We are doing this also in the interest attempting to obtain some punitive justice, to the limited extent that we may be able to impose some measure of misery on this auto driver who attacked one of our brothers.
In the case which is described by Adriene Snair-Trothier and reported in the Boston Herald, apparently the police have their perpetrator, apparently one of their own. If our assumptions are correct, from reading the Boston Hearld article, it appears that he may have sought to obscure his culpability by hiding or disposing of the car he used in his attack upon the biker. I assume that the police have accumulated other evidence, but certainly Ms. Snair-Trotheir's objective is good one, to make our fellow Massachusetts bikers aware of the search for this car, as our community might well be able to put many thousand more eyes out to search for this critical piece of evidence.
For our part we will put up a page at www.Motorcyclists-Against-Dumb-Drivers.com to aks that any information as to the location or disposition of this car be directed to the Boston police.
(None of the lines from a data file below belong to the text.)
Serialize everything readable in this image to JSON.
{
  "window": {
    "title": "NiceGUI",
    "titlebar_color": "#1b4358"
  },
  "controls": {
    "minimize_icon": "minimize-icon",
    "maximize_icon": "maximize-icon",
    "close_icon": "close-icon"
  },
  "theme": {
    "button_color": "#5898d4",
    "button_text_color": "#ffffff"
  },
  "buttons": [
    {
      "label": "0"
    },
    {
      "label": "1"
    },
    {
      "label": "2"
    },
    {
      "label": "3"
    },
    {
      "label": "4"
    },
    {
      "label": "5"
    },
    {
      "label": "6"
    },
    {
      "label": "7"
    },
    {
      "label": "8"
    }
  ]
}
Hopefully the Boston police will be more responsive than our Los Angeles police in the case of our client. In fairness, the Boston police have their perpetrator in hand, know him well, and he isn't on the run as is ours.
I think the case is very important. Hopefully as one outcome it will raise the public's appreciation for the vulnerability of motorcyclists, and the importance of reeling in road rage particularly when it might endanger a biker.
Please Advise Motorcyclists-Against- Dumb-Drivers of Additional Rode Rage Incidents - And Please Watch Out for the Out of Control Auto Driver.
FRIDAY, April 14, 2006, 1:49 p.m.
Milwaukee Journal Sentinel
Girl arrested after motorcycle officer hit
A 14-year-old girl was arrested after she allegedly
tried to run over a Milwaukee police officer, a
department spokeswoman said today.
The girl was arrested on suspicion of attempted
homicide of a police officer, said Anne E. Schwartz.
Schwartz gave this account:
At 4:55 p.m. Thursday, officers heard a car collision
in the 2500 block of N. 38th St. A motorcycle officer
arrived and found the girl alone driving a Toyota that
had smashed into an SUV. The girl backed up into a
fence and then drove at the officer, hitting him, and
then she ran over the motorcycle.
The officer, 30, a five-year veteran, was treated and
released from a local hospital, Schwartz said. His
name was not released.